“I try to have time for everybody,” Burns said, when asked how his military service impacts his work for Carle. “If they ask me to do something, I’ll do it to the best of my ability.

“I’m just a nobody trying to do good for somebody,” Burns said. “I learned that in my (military) service time.”

Veterans Day is Saturday, Nov. 11. Carle Health hospitals will have flag-raising ceremonies, which are open to all team members and the public, on Friday, Nov. 10, at the following times and locations:
  • 12:30 p.m. outside Carle Foundation Hospital Heart and Vascular Institute entrance, Urbana.
  • 11 a.m. outside the front entrance to Carle Hoopeston Regional Health Center, Hoopeston.
  • 11 a.m. outside the front entrance to Carle Richland Memorial Hospital, Olney.
  • Noon outside the front entrance to Carle BroMenn Medical Center, Normal.
  • Noon outside the front entrance to Carle Health Methodist Hospital, Peoria.
  • 11 a.m. at Carle Eureka Hospital, Eureka.
Helping to coordinate the flag-raising ceremonies are members of the Carle Health MVP (Military and Veteran Professionals), which is a Carle Inclusion Connection Group that serves team members who are veterans and their allies. The co-leads are Colleen Sheese and Eric Swenson.

“MVP is open to any military current members, veterans, families or even military supporters who would like to attend,” Sheese said. “We have several who have family members or a spouse who was or is in the military and they want to participate. All are welcome.”

The group’s 50 members work to build camaraderie around their shared military experience to serve veterans who work for Carle and Health Alliance and veterans who live in communities served by Carle Health.

“Veterans Day commemorations are open to all,” Sheese said. “We would like to see as many people attend as possible.”

More of Bob Burns’ story

Burns grew up in poverty in Alton and joined the Marine Corps in 1969 following graduation from high school. He arrived in South Vietnam on Jan. 3, 1970, and was a member of the 7th Marine Division. He was in a special operations group in charge of shutting down the supply of weapons and ammunition from North Vietnam along the Ho Chi Minh Trail to the guerrillas fighting the South Vietnamese and American forces in the south.

After the ambush, he received facial reconstruction on the left side of his face at the Clark Air Force Base. A few months later, healed and well, he gratefully met his son for the first time.

Burns later was part of the 2nd Marine Division working as a patrol officer at Camp Lejeune. He left active duty as a sergeant (E5) on July 2, 1974. Civilian life led him to various jobs over the years, including 26 years as a corrections officer with the Illinois Department of Corrections.

He joined Richland as a security officer in 2016. “I came to the hospital here and fell in love with the people,” Burns said.

Burns said his service time means “honor.” Veterans Day is a time for reflection.
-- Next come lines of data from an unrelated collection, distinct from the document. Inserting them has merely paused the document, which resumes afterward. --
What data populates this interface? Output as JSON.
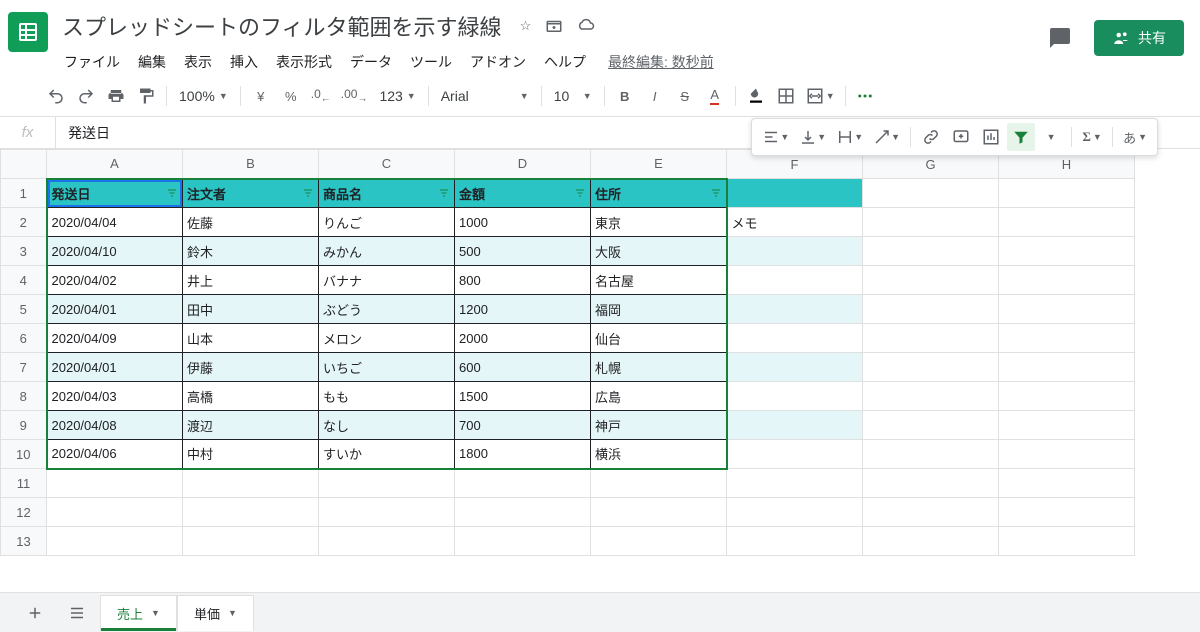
{
  "doc_title": "スプレッドシートのフィルタ範囲を示す緑線",
  "menus": [
    "ファイル",
    "編集",
    "表示",
    "挿入",
    "表示形式",
    "データ",
    "ツール",
    "アドオン",
    "ヘルプ"
  ],
  "last_edit": "最終編集: 数秒前",
  "share_label": "共有",
  "toolbar": {
    "zoom": "100%",
    "currency": "¥",
    "percent": "%",
    "dec_less": ".0",
    "dec_more": ".00",
    "format123": "123",
    "font": "Arial",
    "font_size": "10",
    "bold": "B",
    "italic": "I",
    "strike": "S",
    "text_color": "A",
    "input_lang": "あ"
  },
  "formula_value": "発送日",
  "columns": [
    "A",
    "B",
    "C",
    "D",
    "E",
    "F",
    "G",
    "H"
  ],
  "row_count": 13,
  "headers": [
    "発送日",
    "注文者",
    "商品名",
    "金額",
    "住所"
  ],
  "extra_col_f_header": "",
  "rows": [
    {
      "date": "2020/04/04",
      "name": "佐藤",
      "item": "りんご",
      "amount": "1000",
      "addr": "東京",
      "memo": "メモ"
    },
    {
      "date": "2020/04/10",
      "name": "鈴木",
      "item": "みかん",
      "amount": "500",
      "addr": "大阪",
      "memo": ""
    },
    {
      "date": "2020/04/02",
      "name": "井上",
      "item": "バナナ",
      "amount": "800",
      "addr": "名古屋",
      "memo": ""
    },
    {
      "date": "2020/04/01",
      "name": "田中",
      "item": "ぶどう",
      "amount": "1200",
      "addr": "福岡",
      "memo": ""
    },
    {
      "date": "2020/04/09",
      "name": "山本",
      "item": "メロン",
      "amount": "2000",
      "addr": "仙台",
      "memo": ""
    },
    {
      "date": "2020/04/01",
      "name": "伊藤",
      "item": "いちご",
      "amount": "600",
      "addr": "札幌",
      "memo": ""
    },
    {
      "date": "2020/04/03",
      "name": "高橋",
      "item": "もも",
      "amount": "1500",
      "addr": "広島",
      "memo": ""
    },
    {
      "date": "2020/04/08",
      "name": "渡辺",
      "item": "なし",
      "amount": "700",
      "addr": "神戸",
      "memo": ""
    },
    {
      "date": "2020/04/06",
      "name": "中村",
      "item": "すいか",
      "amount": "1800",
      "addr": "横浜",
      "memo": ""
    }
  ],
  "sheet_tabs": [
    {
      "name": "売上",
      "active": true
    },
    {
      "name": "単価",
      "active": false
    }
  ]
}
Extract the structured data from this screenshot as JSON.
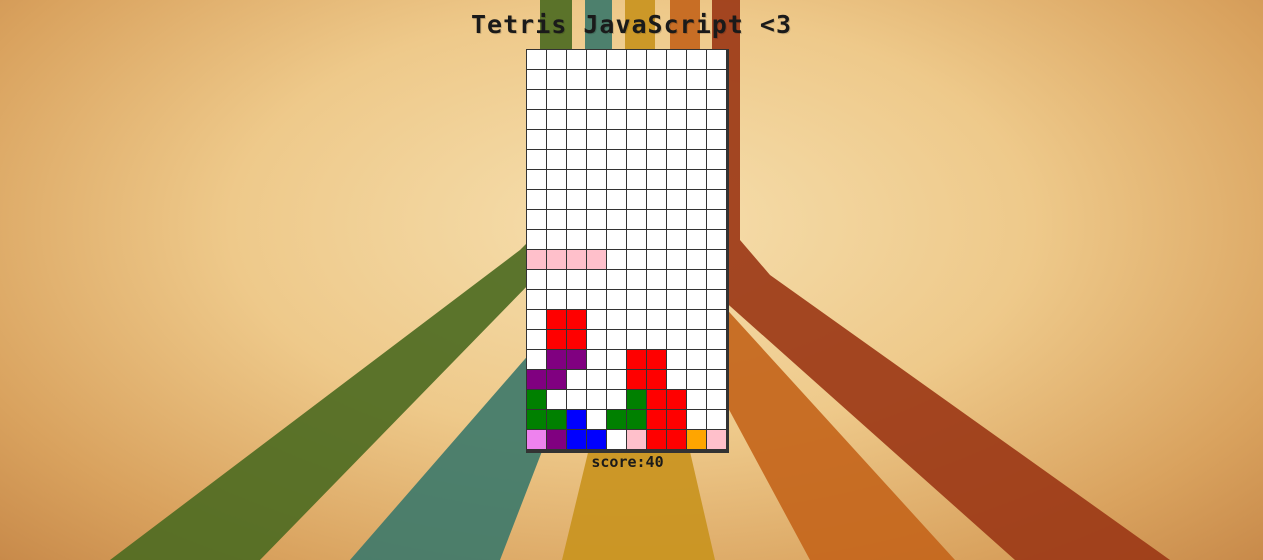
{
  "page": {
    "title": "Tetris JavaScript <3"
  },
  "score": {
    "text": "score:40"
  },
  "board": {
    "columns": 10,
    "rows": 20,
    "empty_color": "#ffffff",
    "grid_color": "#333333",
    "colors": {
      "P": "#ffc0cb",
      "R": "#ff0000",
      "U": "#800080",
      "G": "#008000",
      "B": "#0000ff",
      "V": "#ee82ee",
      "O": "#ffa500"
    },
    "grid": [
      "..........",
      "..........",
      "..........",
      "..........",
      "..........",
      "..........",
      "..........",
      "..........",
      "..........",
      "..........",
      "PPPP......",
      "..........",
      "..........",
      ".RR.......",
      ".RR.......",
      ".UU..RR...",
      "UU...RR...",
      "G....GRR..",
      "GGB.GGRR..",
      "VUBB.PRROP"
    ]
  },
  "background": {
    "stripe_colors": [
      "#4e6b22",
      "#3f7a6a",
      "#c99420",
      "#c4661c",
      "#9c3a17"
    ]
  }
}
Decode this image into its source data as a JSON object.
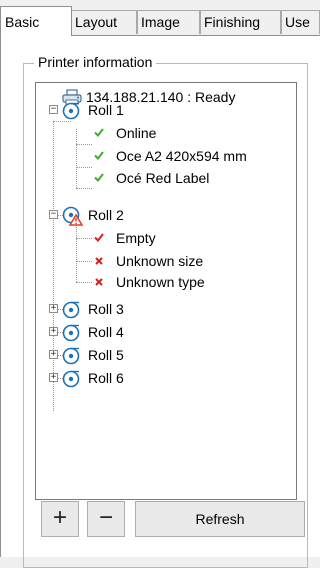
{
  "tabs": [
    {
      "label": "Basic"
    },
    {
      "label": "Layout"
    },
    {
      "label": "Image"
    },
    {
      "label": "Finishing"
    },
    {
      "label": "Use"
    }
  ],
  "group_title": "Printer information",
  "tree": {
    "printer": {
      "label": "134.188.21.140 : Ready",
      "icon": "printer-icon"
    },
    "roll1": {
      "label": "Roll 1",
      "icon": "roll-icon",
      "expander": "−",
      "children": [
        {
          "label": "Online",
          "status": "check",
          "color": "#44aa33"
        },
        {
          "label": "Oce A2 420x594 mm",
          "status": "check",
          "color": "#44aa33"
        },
        {
          "label": "Océ Red Label",
          "status": "check",
          "color": "#44aa33"
        }
      ]
    },
    "roll2": {
      "label": "Roll 2",
      "icon": "roll-warning-icon",
      "expander": "−",
      "children": [
        {
          "label": "Empty",
          "status": "check",
          "color": "#d62020"
        },
        {
          "label": "Unknown size",
          "status": "cross",
          "color": "#d62020"
        },
        {
          "label": "Unknown type",
          "status": "cross",
          "color": "#d62020"
        }
      ]
    },
    "collapsed_rolls": [
      {
        "label": "Roll 3",
        "expander": "+"
      },
      {
        "label": "Roll 4",
        "expander": "+"
      },
      {
        "label": "Roll 5",
        "expander": "+"
      },
      {
        "label": "Roll 6",
        "expander": "+"
      }
    ]
  },
  "buttons": {
    "add": "+",
    "remove": "−",
    "refresh": "Refresh"
  },
  "colors": {
    "roll_icon": "#1a73b8",
    "warning": "#e23b2a"
  }
}
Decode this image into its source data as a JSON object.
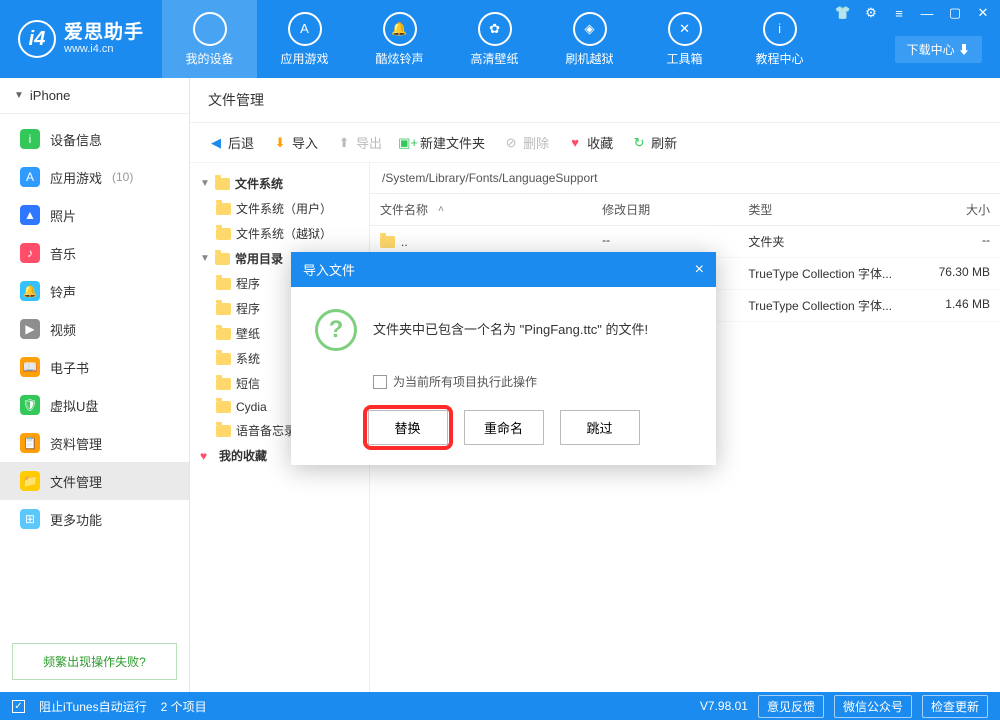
{
  "logo": {
    "title": "爱思助手",
    "sub": "www.i4.cn"
  },
  "nav": [
    {
      "label": "我的设备",
      "icon": "apple-icon"
    },
    {
      "label": "应用游戏",
      "icon": "appstore-icon"
    },
    {
      "label": "酷炫铃声",
      "icon": "bell-icon"
    },
    {
      "label": "高清壁纸",
      "icon": "flower-icon"
    },
    {
      "label": "刷机越狱",
      "icon": "cube-icon"
    },
    {
      "label": "工具箱",
      "icon": "toolbox-icon"
    },
    {
      "label": "教程中心",
      "icon": "info-icon"
    }
  ],
  "download_center": "下载中心 ⬇",
  "device_header": "iPhone",
  "sidebar": [
    {
      "label": "设备信息",
      "color": "#34c759",
      "glyph": "i"
    },
    {
      "label": "应用游戏",
      "count": "(10)",
      "color": "#2f9bff",
      "glyph": "A"
    },
    {
      "label": "照片",
      "color": "#2f77ff",
      "glyph": "▲"
    },
    {
      "label": "音乐",
      "color": "#ff4d6a",
      "glyph": "♪"
    },
    {
      "label": "铃声",
      "color": "#35c0ff",
      "glyph": "🔔"
    },
    {
      "label": "视频",
      "color": "#8e8e8e",
      "glyph": "▶"
    },
    {
      "label": "电子书",
      "color": "#ff9f0a",
      "glyph": "📖"
    },
    {
      "label": "虚拟U盘",
      "color": "#34c759",
      "glyph": "🛡"
    },
    {
      "label": "资料管理",
      "color": "#ff9f0a",
      "glyph": "📋"
    },
    {
      "label": "文件管理",
      "color": "#ffcc00",
      "glyph": "📁",
      "selected": true
    },
    {
      "label": "更多功能",
      "color": "#5ac8fa",
      "glyph": "⊞"
    }
  ],
  "faq": "频繁出现操作失败?",
  "page_title": "文件管理",
  "toolbar": {
    "back": "后退",
    "import": "导入",
    "export": "导出",
    "newfolder": "新建文件夹",
    "delete": "删除",
    "favorite": "收藏",
    "refresh": "刷新"
  },
  "tree": {
    "root": "文件系统",
    "user": "文件系统（用户）",
    "jailbreak": "文件系统（越狱）",
    "common": "常用目录",
    "items": [
      "程序",
      "程序",
      "壁纸",
      "系统",
      "短信",
      "Cydia",
      "语音备忘录"
    ],
    "fav": "我的收藏"
  },
  "path": "/System/Library/Fonts/LanguageSupport",
  "columns": {
    "name": "文件名称",
    "date": "修改日期",
    "type": "类型",
    "size": "大小"
  },
  "rows": [
    {
      "name": "..",
      "date": "--",
      "type": "文件夹",
      "size": "--"
    },
    {
      "name": "",
      "date": "",
      "type": "TrueType Collection 字体...",
      "size": "76.30 MB"
    },
    {
      "name": "",
      "date": "",
      "type": "TrueType Collection 字体...",
      "size": "1.46 MB"
    }
  ],
  "modal": {
    "title": "导入文件",
    "message": "文件夹中已包含一个名为 \"PingFang.ttc\" 的文件!",
    "checkbox": "为当前所有项目执行此操作",
    "replace": "替换",
    "rename": "重命名",
    "skip": "跳过"
  },
  "status": {
    "itunes": "阻止iTunes自动运行",
    "items": "2 个项目",
    "version": "V7.98.01",
    "feedback": "意见反馈",
    "wechat": "微信公众号",
    "update": "检查更新"
  }
}
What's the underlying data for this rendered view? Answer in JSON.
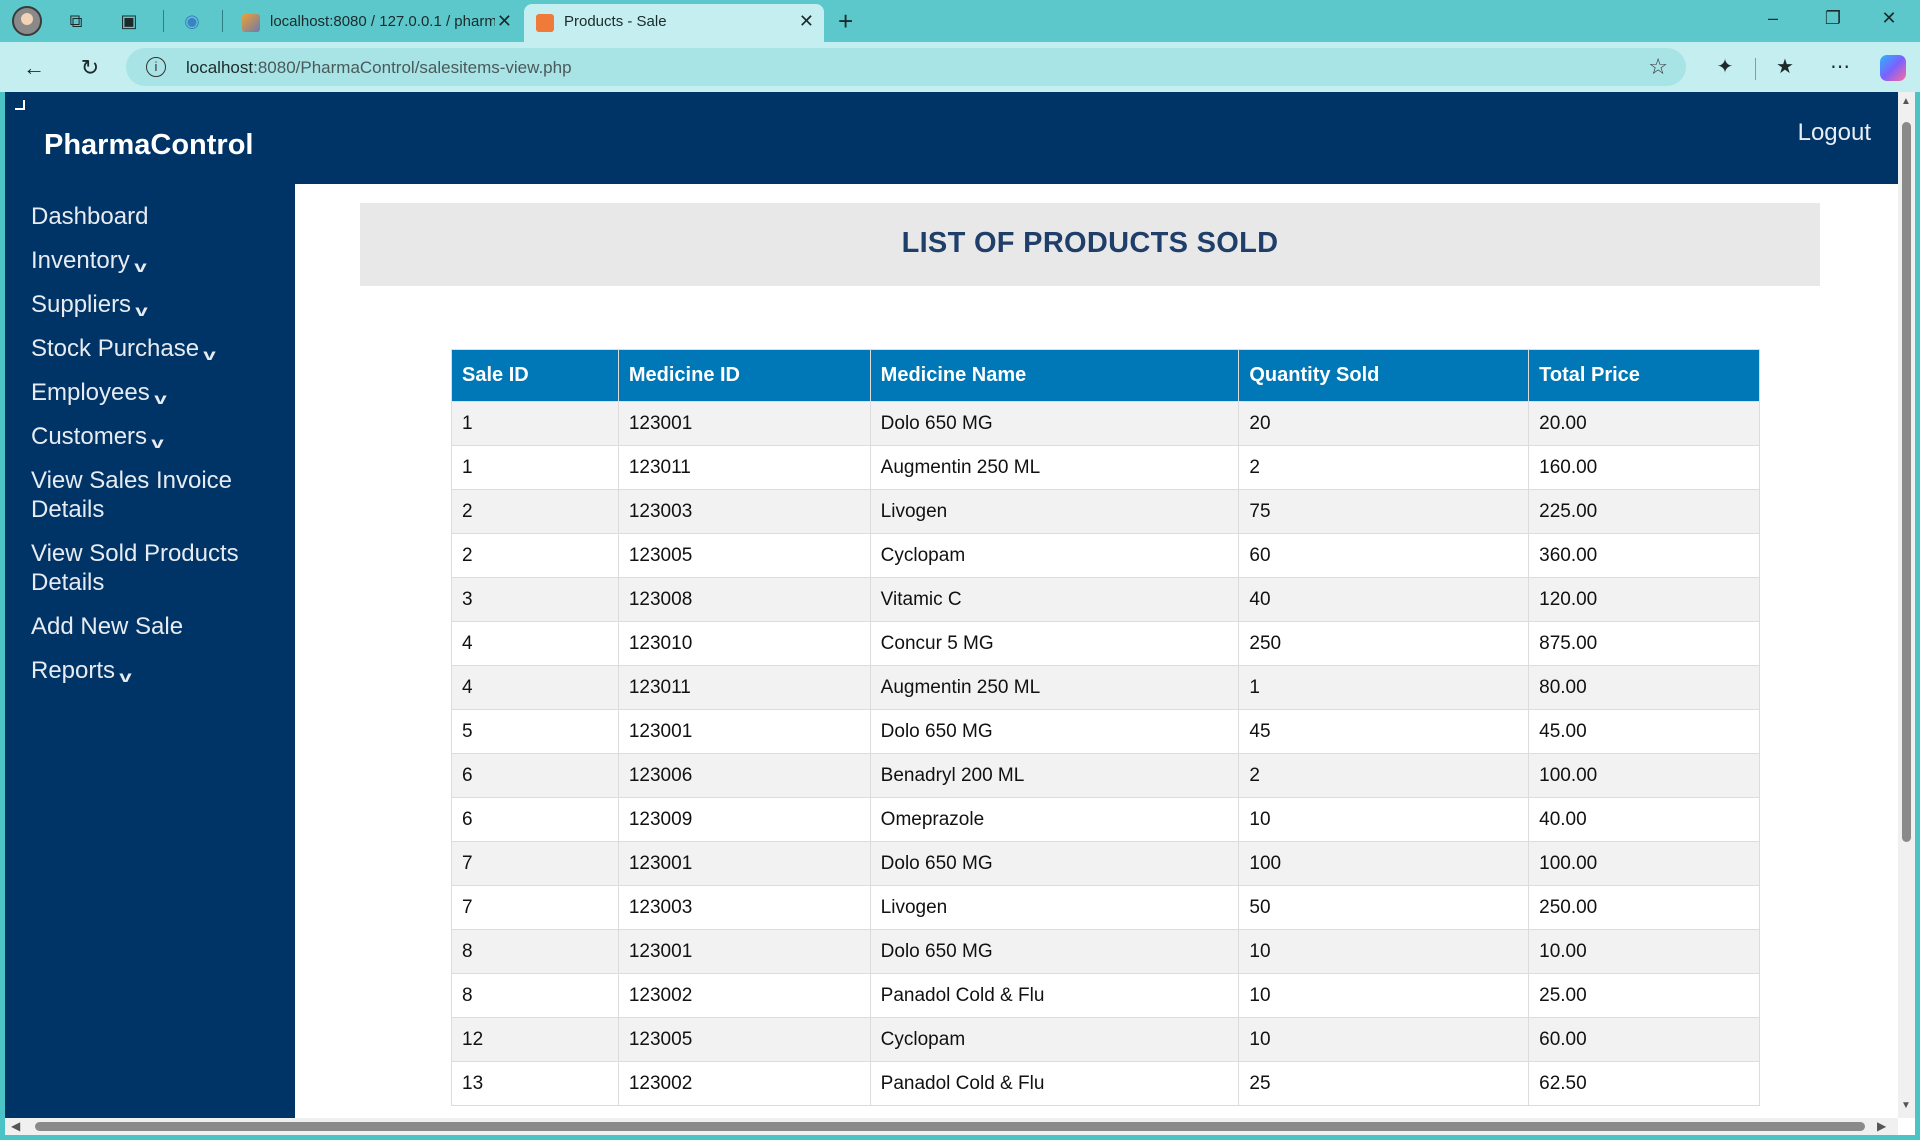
{
  "browser": {
    "tabs": [
      {
        "title": "localhost:8080 / 127.0.0.1 / pharm",
        "active": false
      },
      {
        "title": "Products - Sale",
        "active": true
      }
    ],
    "url_host": "localhost",
    "url_rest": ":8080/PharmaControl/salesitems-view.php",
    "icons": {
      "profile": "profile-avatar-icon",
      "workspaces": "workspaces-icon",
      "tab_actions": "tab-actions-icon",
      "back": "back-arrow-icon",
      "refresh": "refresh-icon",
      "favorite": "star-icon",
      "extensions": "extensions-icon",
      "favorites": "favorites-icon",
      "more": "more-icon",
      "copilot": "copilot-icon"
    }
  },
  "app": {
    "brand": "PharmaControl",
    "logout": "Logout",
    "colors": {
      "header": "#003366",
      "table_header": "#0077b6",
      "title": "#1f3f6a"
    },
    "sidebar": [
      {
        "label": "Dashboard",
        "dropdown": false
      },
      {
        "label": "Inventory",
        "dropdown": true
      },
      {
        "label": "Suppliers",
        "dropdown": true
      },
      {
        "label": "Stock Purchase",
        "dropdown": true
      },
      {
        "label": "Employees",
        "dropdown": true
      },
      {
        "label": "Customers",
        "dropdown": true
      },
      {
        "label": "View Sales Invoice Details",
        "dropdown": false
      },
      {
        "label": "View Sold Products Details",
        "dropdown": false
      },
      {
        "label": "Add New Sale",
        "dropdown": false
      },
      {
        "label": "Reports",
        "dropdown": true
      }
    ],
    "page_title": "LIST OF PRODUCTS SOLD",
    "table": {
      "columns": [
        "Sale ID",
        "Medicine ID",
        "Medicine Name",
        "Quantity Sold",
        "Total Price"
      ],
      "rows": [
        [
          "1",
          "123001",
          "Dolo 650 MG",
          "20",
          "20.00"
        ],
        [
          "1",
          "123011",
          "Augmentin 250 ML",
          "2",
          "160.00"
        ],
        [
          "2",
          "123003",
          "Livogen",
          "75",
          "225.00"
        ],
        [
          "2",
          "123005",
          "Cyclopam",
          "60",
          "360.00"
        ],
        [
          "3",
          "123008",
          "Vitamic C",
          "40",
          "120.00"
        ],
        [
          "4",
          "123010",
          "Concur 5 MG",
          "250",
          "875.00"
        ],
        [
          "4",
          "123011",
          "Augmentin 250 ML",
          "1",
          "80.00"
        ],
        [
          "5",
          "123001",
          "Dolo 650 MG",
          "45",
          "45.00"
        ],
        [
          "6",
          "123006",
          "Benadryl 200 ML",
          "2",
          "100.00"
        ],
        [
          "6",
          "123009",
          "Omeprazole",
          "10",
          "40.00"
        ],
        [
          "7",
          "123001",
          "Dolo 650 MG",
          "100",
          "100.00"
        ],
        [
          "7",
          "123003",
          "Livogen",
          "50",
          "250.00"
        ],
        [
          "8",
          "123001",
          "Dolo 650 MG",
          "10",
          "10.00"
        ],
        [
          "8",
          "123002",
          "Panadol Cold & Flu",
          "10",
          "25.00"
        ],
        [
          "12",
          "123005",
          "Cyclopam",
          "10",
          "60.00"
        ],
        [
          "13",
          "123002",
          "Panadol Cold & Flu",
          "25",
          "62.50"
        ]
      ]
    }
  }
}
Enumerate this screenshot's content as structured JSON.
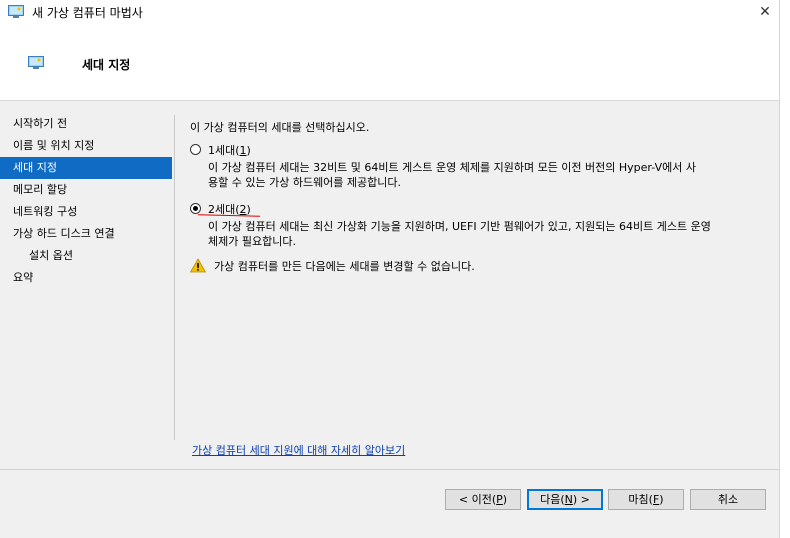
{
  "window": {
    "title": "새 가상 컴퓨터 마법사",
    "close_glyph": "✕"
  },
  "header": {
    "title": "세대 지정"
  },
  "nav": {
    "items": [
      {
        "label": "시작하기 전"
      },
      {
        "label": "이름 및 위치 지정"
      },
      {
        "label": "세대 지정"
      },
      {
        "label": "메모리 할당"
      },
      {
        "label": "네트워킹 구성"
      },
      {
        "label": "가상 하드 디스크 연결"
      },
      {
        "label": "설치 옵션"
      },
      {
        "label": "요약"
      }
    ],
    "selected_index": 2
  },
  "main": {
    "prompt": "이 가상 컴퓨터의 세대를 선택하십시오.",
    "options": [
      {
        "label_prefix": "1세대(",
        "accelerator": "1",
        "label_suffix": ")",
        "checked": false,
        "description_line1": "이 가상 컴퓨터 세대는 32비트 및 64비트 게스트 운영 체제를 지원하며 모든 이전 버전의 Hyper-V에서 사",
        "description_line2": "용할 수 있는 가상 하드웨어를 제공합니다."
      },
      {
        "label_prefix": "2세대(",
        "accelerator": "2",
        "label_suffix": ")",
        "checked": true,
        "description_line1": "이 가상 컴퓨터 세대는 최신 가상화 기능을 지원하며, UEFI 기반 펌웨어가 있고, 지원되는 64비트 게스트 운영",
        "description_line2": "체제가 필요합니다."
      }
    ],
    "warning": "가상 컴퓨터를 만든 다음에는 세대를 변경할 수 없습니다.",
    "learn_more_link": "가상 컴퓨터 세대 지원에 대해 자세히 알아보기"
  },
  "buttons": {
    "previous": {
      "prefix": "< 이전(",
      "accel": "P",
      "suffix": ")"
    },
    "next": {
      "prefix": "다음(",
      "accel": "N",
      "suffix": ") >"
    },
    "finish": {
      "prefix": "마침(",
      "accel": "F",
      "suffix": ")"
    },
    "cancel": {
      "label": "취소"
    }
  },
  "colors": {
    "nav_selected_bg": "#0f6bc4",
    "link": "#0b3fae",
    "annotation_red": "#e00000",
    "warning_yellow": "#f2c200"
  },
  "icons": {
    "title": "hyperv-vm-icon",
    "header": "hyperv-vm-icon",
    "warning": "warning-triangle-icon"
  }
}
“If we don’t remember those who have gone before us and those who are standing in harm’s way right now, we will not have a nation,” Burns said.

On Veterans Day weekend, he and his family will decorate several graves, including that of his brother-in-law, who was killed in Vietnam in late 1970.

How should people mark Veterans Day?

“Do what my 3-year-old great-grandson does,” Burns said. “He says the Pledge of Allegiance to the flag. Honor the flag and what it stands for. You may not like everything that’s gone on in this country but it’s the greatest nation in the world and it can continue to be if we honor our heritage.”

Carle Health is grateful to its many team members who are veterans. In the military, they learned skills such as discipline and performing in highly stressful situations, quickly adapting to change, demonstrating leadership and placing the team’s needs above their own. At Carle Health, they apply those skills to their mission to put patients first.

For more information about Carle Inclusion Connection (CIC) Groups, including MVP (Military and Veteran Professionals), click here.

Categories: Culture of Quality

Tags: diversity, equity, inclusion, team, veterans